Adult Nights review by Wild Light

logo Ultimate Guitar
  • Released: Mar 3, 2009
  • Sound: 7
  • Lyrics: 8
  • Overall Impression: 7
  • Reviewer's score: 7.3 Good
  • Users' score: 10 (3 votes)
Wild Light: Adult Nights
1

Sound — 7
Harnessing the flower child pop springs of The Submarines and the woodsy folk ringlets of Peter Bjorn & John, New Hampshire's Wild Light bring out folk-pop's poetic facets as the quartet looms melodies that are easy to hum along to while putting a little lift in one's step. The overall tone of the band's debut album Adult Nights is affable and peppy as the songs capture the lukewarm timbres of lead singer/guitarist Jordan Alexander and his esteemed colleagues, drummer Seth Kasper and multi-instrumentalists/vocalists Seth Pittman and Tim Kile, who weave their mercurial threads around Alexander's musings drawing out the keen perceptions of his words. Moving from the delicately honeyed sonnets of a lover's tryst to toe-tapping romps, Wild Light's folk-induced arches are mutable, continually changing with the mood of the lyrical content and showing that there is more than one side to their music. The nimble movements of California On My Mind offer an optimistic outlook on a gloomy situation, and Canyon City continues along a similar stratum while being led by positive thinking. Wild Light's steed of upbeat folk falls into mellow contemplation on Surf Generation as the whistles of a moaning harmonica peek in and out of the melodic dirges. Wild Light take advantage of having three singers on Call Home as the three vocalists sing the verses in tight unison. The silky wavelets of Heart Attack resonate with a romantic lilt, and the country-folk inflections of Future Towns have a mellifluous drift that exhumes feelings of regret attached to a desire to mend broken hearts. Wild Light's album can be succinctly summarized as being cathartic and providing a means to get in touch with one's emotions. Filled with optimism and moments of retrospection, Wild Light's songs appeal to human desires and the basic need for unpretentious joy.

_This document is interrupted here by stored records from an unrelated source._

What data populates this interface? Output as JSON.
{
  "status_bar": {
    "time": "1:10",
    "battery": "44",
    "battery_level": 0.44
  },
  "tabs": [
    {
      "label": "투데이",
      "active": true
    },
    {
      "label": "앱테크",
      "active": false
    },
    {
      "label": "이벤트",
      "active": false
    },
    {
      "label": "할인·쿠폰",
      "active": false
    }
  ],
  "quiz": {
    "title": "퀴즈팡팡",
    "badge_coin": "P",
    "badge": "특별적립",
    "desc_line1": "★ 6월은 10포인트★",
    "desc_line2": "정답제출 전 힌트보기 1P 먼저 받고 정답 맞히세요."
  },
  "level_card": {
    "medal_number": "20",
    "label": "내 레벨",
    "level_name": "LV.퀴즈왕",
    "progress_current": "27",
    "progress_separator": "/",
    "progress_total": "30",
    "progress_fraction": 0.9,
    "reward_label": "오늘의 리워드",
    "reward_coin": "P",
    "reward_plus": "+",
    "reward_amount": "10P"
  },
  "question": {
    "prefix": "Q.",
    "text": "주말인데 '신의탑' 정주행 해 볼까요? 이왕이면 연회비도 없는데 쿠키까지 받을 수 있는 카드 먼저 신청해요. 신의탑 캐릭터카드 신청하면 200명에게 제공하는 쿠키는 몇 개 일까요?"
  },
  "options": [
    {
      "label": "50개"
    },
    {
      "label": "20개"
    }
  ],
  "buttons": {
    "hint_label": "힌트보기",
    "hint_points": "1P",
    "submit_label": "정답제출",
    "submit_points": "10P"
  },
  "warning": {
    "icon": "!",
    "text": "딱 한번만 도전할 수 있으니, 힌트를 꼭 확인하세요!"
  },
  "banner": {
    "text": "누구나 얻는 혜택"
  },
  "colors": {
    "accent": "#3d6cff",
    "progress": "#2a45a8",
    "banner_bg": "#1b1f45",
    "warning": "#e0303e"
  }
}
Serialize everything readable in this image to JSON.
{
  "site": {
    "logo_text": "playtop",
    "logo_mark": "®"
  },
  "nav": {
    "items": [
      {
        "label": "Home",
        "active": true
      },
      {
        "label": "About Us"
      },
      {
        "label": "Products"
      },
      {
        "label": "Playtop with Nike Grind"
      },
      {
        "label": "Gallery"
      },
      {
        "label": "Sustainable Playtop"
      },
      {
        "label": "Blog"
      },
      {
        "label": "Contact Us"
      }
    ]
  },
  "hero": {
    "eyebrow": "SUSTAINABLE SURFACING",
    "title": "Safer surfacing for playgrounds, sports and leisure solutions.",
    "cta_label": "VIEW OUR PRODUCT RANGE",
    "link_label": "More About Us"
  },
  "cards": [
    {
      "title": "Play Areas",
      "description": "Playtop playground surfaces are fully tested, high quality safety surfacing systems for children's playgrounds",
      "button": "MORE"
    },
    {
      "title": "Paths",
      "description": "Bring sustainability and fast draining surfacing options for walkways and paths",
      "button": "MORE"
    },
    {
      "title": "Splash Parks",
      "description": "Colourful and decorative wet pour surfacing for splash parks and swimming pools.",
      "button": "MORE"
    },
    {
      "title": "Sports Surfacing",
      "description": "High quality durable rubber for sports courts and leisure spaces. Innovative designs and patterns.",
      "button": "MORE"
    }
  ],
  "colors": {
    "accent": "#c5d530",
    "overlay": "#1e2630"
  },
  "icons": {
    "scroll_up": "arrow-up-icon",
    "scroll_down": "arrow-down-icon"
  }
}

Lyrics — 8
The lyrics sometimes seem autobiographical and sometimes they are conversational as if speaking to a specific person like in New Year's Eve when Jordan Alexander uncovers, There was something in your heart you could not see You keep searching in the bed where you were born. The lyrics feel personal and reveal private thoughts like in New Hampshire with descriptive verses like There's a place in the town where a car crashed / There's a fork in the road where a car crashed / There's a house on the hill where the wind blows / There's a house on a hill where the wind slows down / My family, one generation ago / My family, two generations ago / My family, three generations ago / My family, four generations ago / There's a room in the house where the dad sighs / There's a room in the house where the mom lies down.

Overall Impression — 7
It is easy to appreciate that Wild Light's emotions go unchecked in their songs. Nothing is off limits to discuss in their lyrics, and their rapport is easy-going as they indulge liberally in their creative urges. The majority of the album keeps to a folksy bent while veering the songs to feeling bright and light-hearted with a series of lacey twitters, bucolic tones, and flouncy melodic twirls. The warm esthetics of the melodies are appealing and reminiscent of Peter Bjorn & John. It's a album that spurs old memories while moving in the direction of finding fulfillment.

1 comment sorted by best / new / date

    Korzack
    date: 01/09/2009 category: compact discs Adult Nights Released: Mar 3, 2009 What the hell? We have one helluva Soothsayer in out midsts! ha ha